Single-use systems are gaining popularity and relevance in the production of biopharmaceutical products. Until recently, the drug substance production process relied heavily upon hard-piped assemblies and typical stainless steel equipment. The introduction of end-to-end disposable single-use systems in manufacturing biopharmaceuticals has brought along many benefits, such as increased product throughput, reduced lead times, reduced cleaning and associated cleaning validation of production assemblies, enhanced safety for production facility operators, lower capital investment, and minimal or eliminated cross contamination with other substances in the manufacturing facility. These advantages have made it possible for drug manufacturers to invest in cost-effective single-use production facilities that manage several batch sizes and volumes of multiple drug product campaigns.
Since the advantages and capabilities of single-use systems offset those of conventional, reusable systems, they have positively influenced the production of pharmaceutical products that require very high levels of purity such as vaccines and monoclonal antibodies. I’m intrigued by a 2011 trend report on single-use systems produced by the Society for Chemical Engineering and Biotechnology (DECHEMA), which underscores how single-use technologies are assembled with parts made of plastic and not intended for reuse so as to minimize the risk of cross-contamination during drug production.
To better understand how single-use systems are applicable to clinical manufacturing, I reviewed and gathered the following examples of single-use technologies from Pall Corporation:
• Sterile connectors that allow the sterile connection of two sterile entities in all types of environments
• 3D biocontainers, a large range of process bags with improved features for connection purposes and drainability
• Capsule filters with the widest range of filter media and connection capabilities
• Tangential Flow Filtration devices in a variety of configurations to match application requirements
• Single-use Mustang chromatography capsules for capture and polishing applications
While I’m captivated by the benefits of all these single-use systems, some limitations are obviously noted as compared to conventional systems. The disposal of all these single-use products poses a great ethical challenge to the biotechnology industry in terms of the potential risk of causing environmental hazards.
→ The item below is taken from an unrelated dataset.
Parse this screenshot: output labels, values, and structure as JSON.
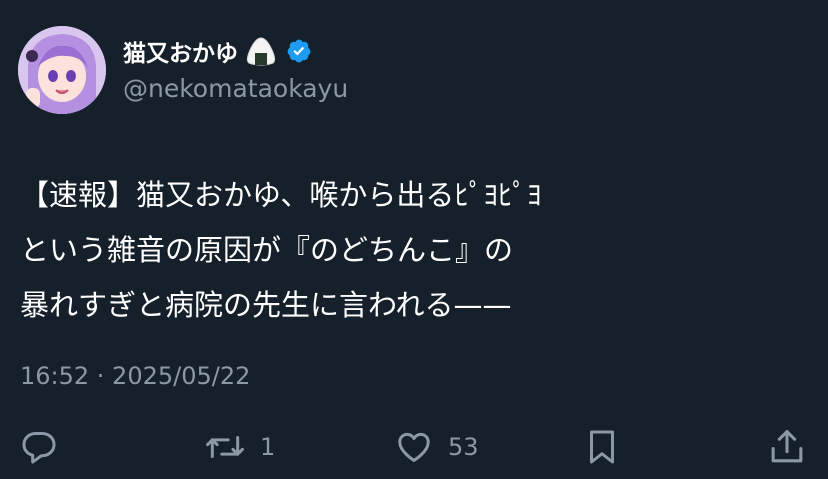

Another limitation is that most single-use systems require manual intervention during production compared to conventional systems. The DECHEMA trend report states that the level of automation on these systems is generally lower than comparable conventional systems, and since most disposable systems are produced manually, it is either very difficult or impossible to verify integrity at the user site. Hopefully the next generation of single-use technologies will overcome these obstacles by making sustainability and automation issues a priority.
More About the Author
Femi Olawuyi is a graduate student of Biotechnology Department, University of Maryland University College (UMUC), Md, and an AAPS graduate student member. He is also the creator of www.biograduate.com, an informal, information-sharing portal for graduate students in biotechnology-related disciplines.